    06-14-2012, 09:29 PM
  #20
nyx
Weanling
Quote:
Originally Posted by tinyliny    
I disagree with quite a lot of this.

I would not want my horse to come into me in the lunging so close that to turn him out I grab his halter. If he comes in that close (without me asking), he has broken the rules. I will stop him when he is absolutely no closer than the longest lenght of my arm. The shear act of disallwoing hinm to come up onto me is a demonstration of your leadership and puts him in a place of "mother may I" if he wishes to approach.


If the horse doesn't know how to lunge with you, I might not go to making him stop every time he gets a bit too fast or actus up. I might give him a few quick jerks on the line to tell him to "knock it off!" but I wont bring him back to a full stop, then start again. NOt every time. To start off, if he gets a bit excited, I am inclined to let him go for a bit. He will soon find how tiring it is, and how hard to maintain his balance on a small circle.
ONce he is better at lunging, then I would agree that each time he starts off too fast, bring him back to a walk and start again.

You see, in your case, your horse keeps stopping and trying to avoid going forward, so for you to stop him will only make this whole process get all chopped up into lots of little starts and stops and then who is really controlling that situation? You need him to move FORWARD above all. If it's a bit too fast at first, that does not really matter, for the time being.
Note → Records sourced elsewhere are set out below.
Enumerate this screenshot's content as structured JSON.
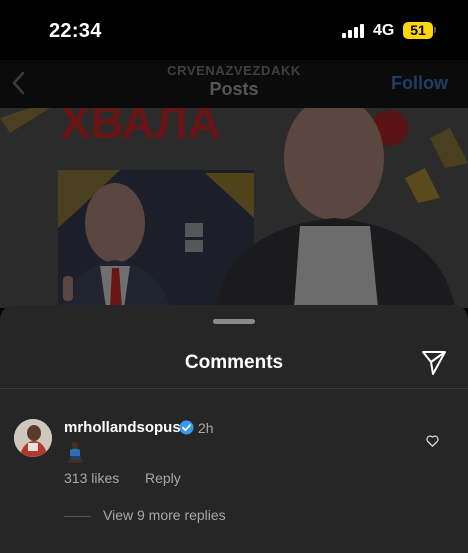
{
  "status_bar": {
    "time": "22:34",
    "network": "4G",
    "battery": "51"
  },
  "header": {
    "account": "CRVENAZVEZDAKK",
    "title": "Posts",
    "follow_label": "Follow"
  },
  "post_image": {
    "headline_text": "ХВАЛА"
  },
  "comments_sheet": {
    "title": "Comments",
    "comment": {
      "username": "mrhollandsopus",
      "verified": true,
      "time": "2h",
      "text": "🧎🏿‍♂️",
      "likes": "313 likes",
      "reply_label": "Reply",
      "view_replies": "View 9 more replies"
    }
  },
  "icons": [
    "back-chevron-icon",
    "share-send-icon",
    "verified-badge-icon",
    "heart-icon"
  ],
  "colors": {
    "follow": "#1d3f66",
    "verified": "#3897f0",
    "battery": "#ffd60a"
  }
}
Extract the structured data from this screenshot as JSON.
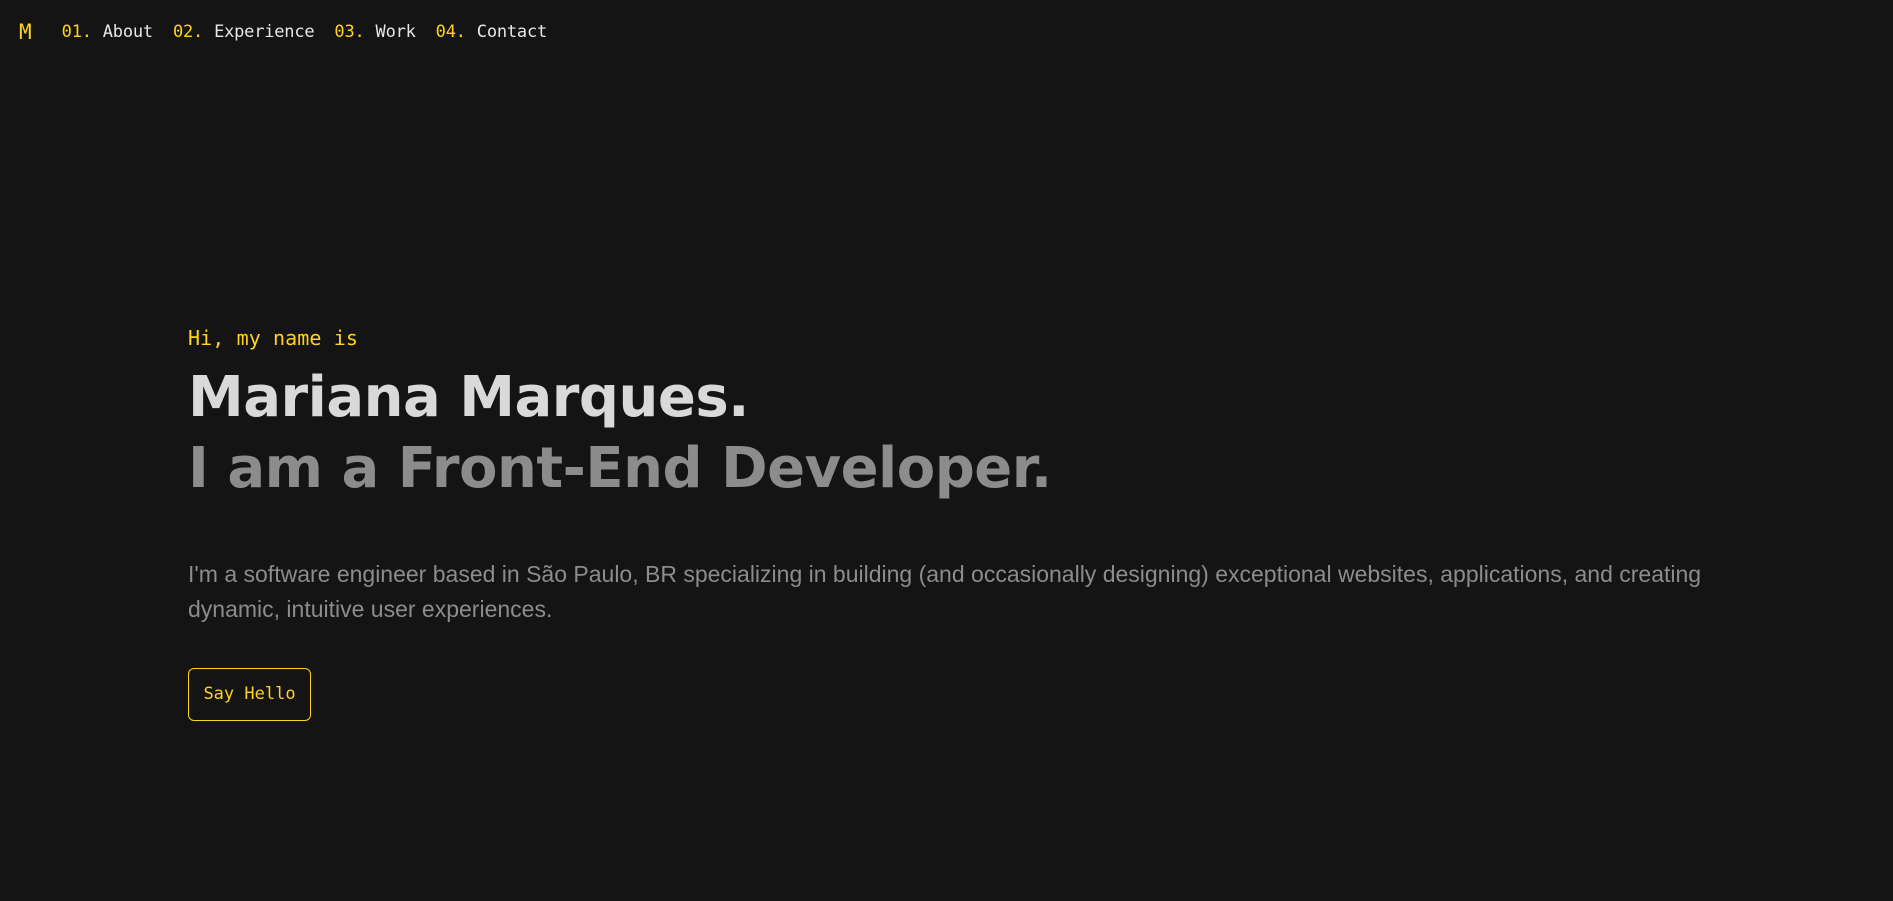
{
  "nav": {
    "logo": "M",
    "items": [
      {
        "num": "01.",
        "label": "About"
      },
      {
        "num": "02.",
        "label": "Experience"
      },
      {
        "num": "03.",
        "label": "Work"
      },
      {
        "num": "04.",
        "label": "Contact"
      }
    ]
  },
  "hero": {
    "greeting": "Hi, my name is",
    "name": "Mariana Marques.",
    "role": "I am a Front-End Developer.",
    "description": "I'm a software engineer based in São Paulo, BR specializing in building (and occasionally designing) exceptional websites, applications, and creating dynamic, intuitive user experiences.",
    "cta_label": "Say Hello"
  },
  "colors": {
    "background": "#141414",
    "accent": "#ffd21f",
    "heading": "#d9d9d9",
    "muted": "#8c8c8c"
  }
}
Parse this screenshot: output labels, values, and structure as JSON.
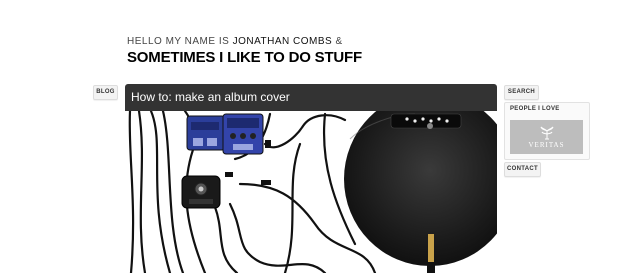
{
  "header": {
    "hello_prefix": "HELLO MY NAME IS ",
    "name": "JONATHAN COMBS",
    "hello_suffix": " &",
    "tagline": "SOMETIMES I LIKE TO DO STUFF"
  },
  "nav": {
    "blog": "BLOG",
    "search": "SEARCH",
    "contact": "CONTACT"
  },
  "sidebar": {
    "people_title": "PEOPLE I LOVE",
    "people": [
      {
        "label": "VERITAS"
      }
    ]
  },
  "post": {
    "title": "How to: make an album cover"
  },
  "colors": {
    "title_bar": "#333333",
    "veritas_bg": "#bdbdbd",
    "pedal_blue": "#2b3e9a"
  }
}
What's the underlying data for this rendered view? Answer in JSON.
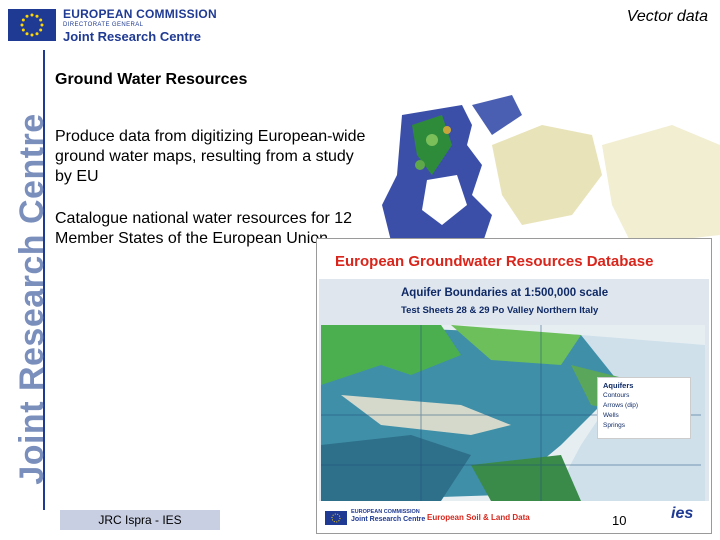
{
  "header": {
    "org_title": "EUROPEAN COMMISSION",
    "directorate": "DIRECTORATE GENERAL",
    "centre": "Joint Research Centre",
    "section_title": "Vector data"
  },
  "sidebar": {
    "text": "Joint Research Centre"
  },
  "content": {
    "heading": "Ground Water Resources",
    "paragraph1": "Produce data from digitizing European-wide ground water maps, resulting from a study by EU",
    "paragraph2": "Catalogue national water resources for 12 Member States of the European Union"
  },
  "figure": {
    "title": "European Groundwater Resources Database",
    "subtitle1": "Aquifer Boundaries at 1:500,000 scale",
    "subtitle2": "Test Sheets 28 & 29  Po Valley Northern Italy",
    "legend": {
      "title": "Aquifers",
      "items": [
        "Contours",
        "Arrows (dip)",
        "Wells",
        "Springs"
      ]
    },
    "footer_org": "EUROPEAN COMMISSION",
    "footer_centre": "Joint Research Centre",
    "footer_label": "European Soil & Land Data",
    "footer_logo": "ies"
  },
  "footer": {
    "label": "JRC Ispra - IES",
    "page_number": "10"
  },
  "colors": {
    "accent": "#1f3a93",
    "figure_title": "#d9261c",
    "footer_box": "#c9cfe3"
  }
}
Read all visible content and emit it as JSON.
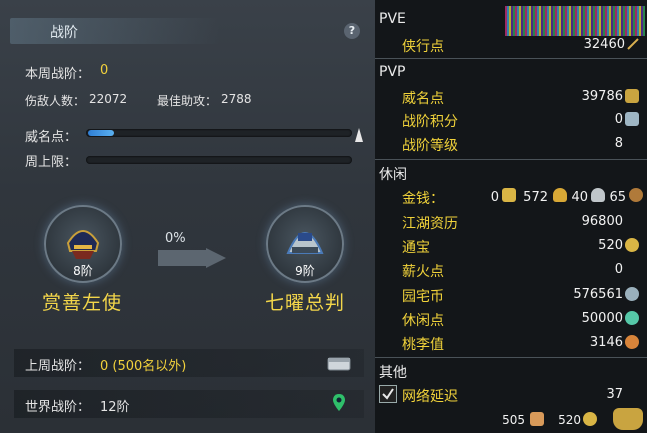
{
  "left": {
    "title": "战阶",
    "help_label": "?",
    "weekly_rank_label": "本周战阶：",
    "weekly_rank_value": "0",
    "kills_label": "伤敌人数：",
    "kills_value": "22072",
    "assist_label": "最佳助攻：",
    "assist_value": "2788",
    "fame_label": "威名点：",
    "fame_progress": 0.1,
    "weekly_cap_label": "周上限：",
    "weekly_cap_progress": 0,
    "current_rank": "8阶",
    "current_rank_name": "赏善左使",
    "progress_pct": "0%",
    "next_rank": "9阶",
    "next_rank_name": "七曜总判",
    "last_week_label": "上周战阶：",
    "last_week_value": "0 (500名以外)",
    "world_label": "世界战阶：",
    "world_value": "12阶"
  },
  "right": {
    "pve_title": "PVE",
    "pve_items": [
      {
        "label": "侠行点",
        "value": "32460"
      }
    ],
    "pvp_title": "PVP",
    "pvp_items": [
      {
        "label": "威名点",
        "value": "39786"
      },
      {
        "label": "战阶积分",
        "value": "0"
      },
      {
        "label": "战阶等级",
        "value": "8"
      }
    ],
    "leisure_title": "休闲",
    "money_label": "金钱：",
    "money_0": "0",
    "money_1": "572",
    "money_2": "40",
    "money_3": "65",
    "leisure_items": [
      {
        "label": "江湖资历",
        "value": "96800"
      },
      {
        "label": "通宝",
        "value": "520"
      },
      {
        "label": "薪火点",
        "value": "0"
      },
      {
        "label": "园宅币",
        "value": "576561"
      },
      {
        "label": "休闲点",
        "value": "50000"
      },
      {
        "label": "桃李值",
        "value": "3146"
      }
    ],
    "other_title": "其他",
    "latency_label": "网络延迟",
    "latency_value": "37",
    "footer_a": "505",
    "footer_b": "520"
  },
  "colors": {
    "accent_yellow": "#f2d23c",
    "bar_blue": "#3a8fe0"
  }
}
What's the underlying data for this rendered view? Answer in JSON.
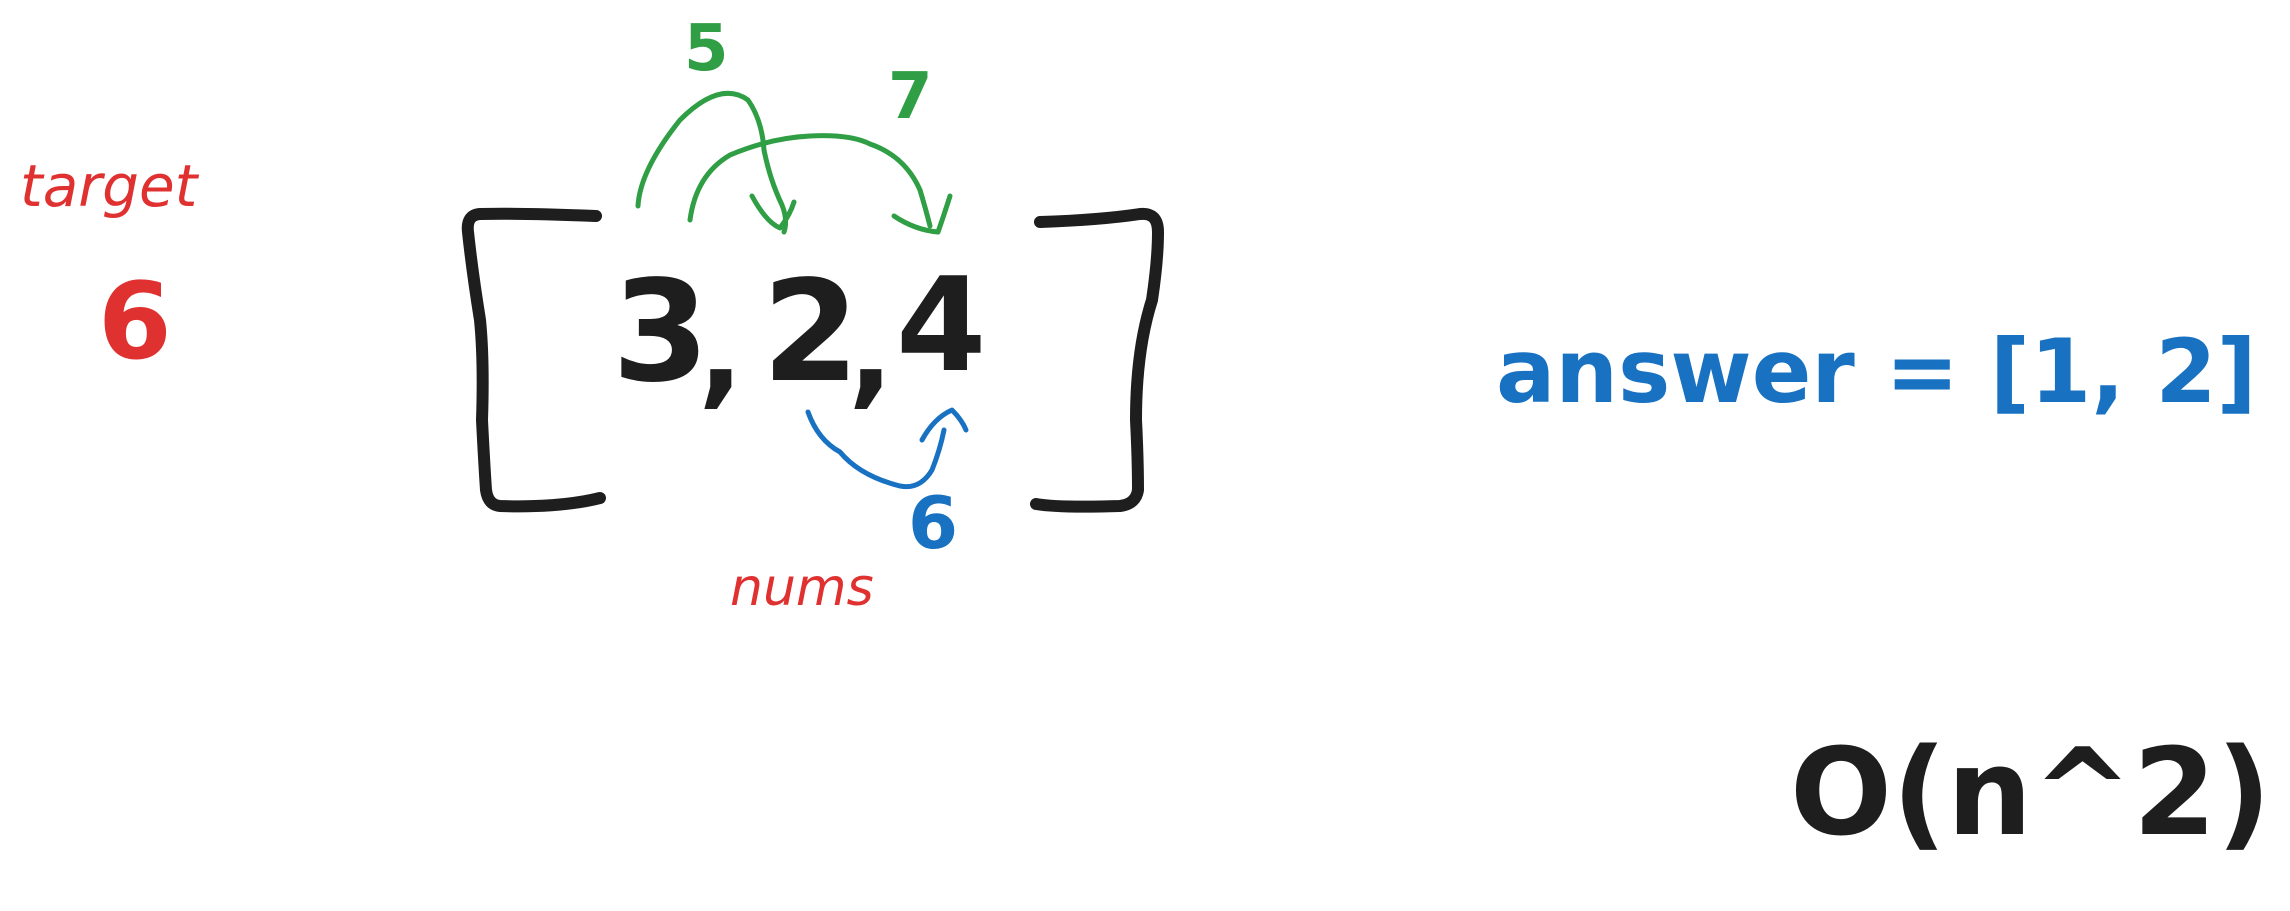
{
  "colors": {
    "ink": "#1e1e1e",
    "red": "#e03131",
    "green": "#2f9e44",
    "blue": "#1971c2",
    "background": "#ffffff"
  },
  "target": {
    "label": "target",
    "value": "6"
  },
  "nums": {
    "label": "nums",
    "values": [
      "3",
      "2",
      "4"
    ],
    "separator": ","
  },
  "pair_sums": {
    "first": "5",
    "second": "7",
    "third": "6"
  },
  "answer": {
    "text": "answer = [1, 2]"
  },
  "complexity": {
    "text": "O(n^2)"
  }
}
And lastly, I would never have a horse turn cirlces so that his head is comeing around into me. Yes, some people like to move the hind quarters away from them. Cool . But I also see them pull the head around onto themselves and I personally think this is not good.

In any case, you really need a visual example to mimic. Eitehr have some one help you or access some good videos. I like Julie Goodnight, who has some great videos . They are not free, but are not outrageously expensive, either. And she really explains clearly and she is firm but not aggressive.
Its fair enough that you have your own opinions and methods, but mine work and are used by alot of respected horseman in my area. If have trained a few of my horses this way and I end up with a very responsive, submissive and just a great horse all over.

Everyone has their different ways and that has to be respected!

Maybe it was the way I explained wich is hard in hard in writting, but you can't knock a method that works. :)

I don't mean to come off rude, but I get slightly offended and I don't mean to take it the wrong way!
Posted via Mobile Device
     

Thread Tools

Similar Threads
Thread Thread Starter Forum Replies Last Post
mussy and I lunging for first time Tayz Horse Videos 13 12-17-2011 11:34 PM
First time lunging Snizard93 Horse Training 12 11-12-2011 05:12 AM
1st time lunging problem emmalish Horse Training 5 04-01-2011 08:37 AM
Extra Time in the Summer... Why Not Make Some Cash? AngelWithoutWings54 Horse Tack and Equipment 4 07-11-2010 03:19 PM
Long rein lunging.... brookelovesparelli Horse Training 5 05-12-2009 05:39 PM



All times are GMT -4. The time now is 02:26 AM.


Powered by vBulletin® Version 3.8.5
Copyright ©2000 - 2014, Jelsoft Enterprises Ltd.
Search Engine Friendly URLs by vBSEO 3.6.0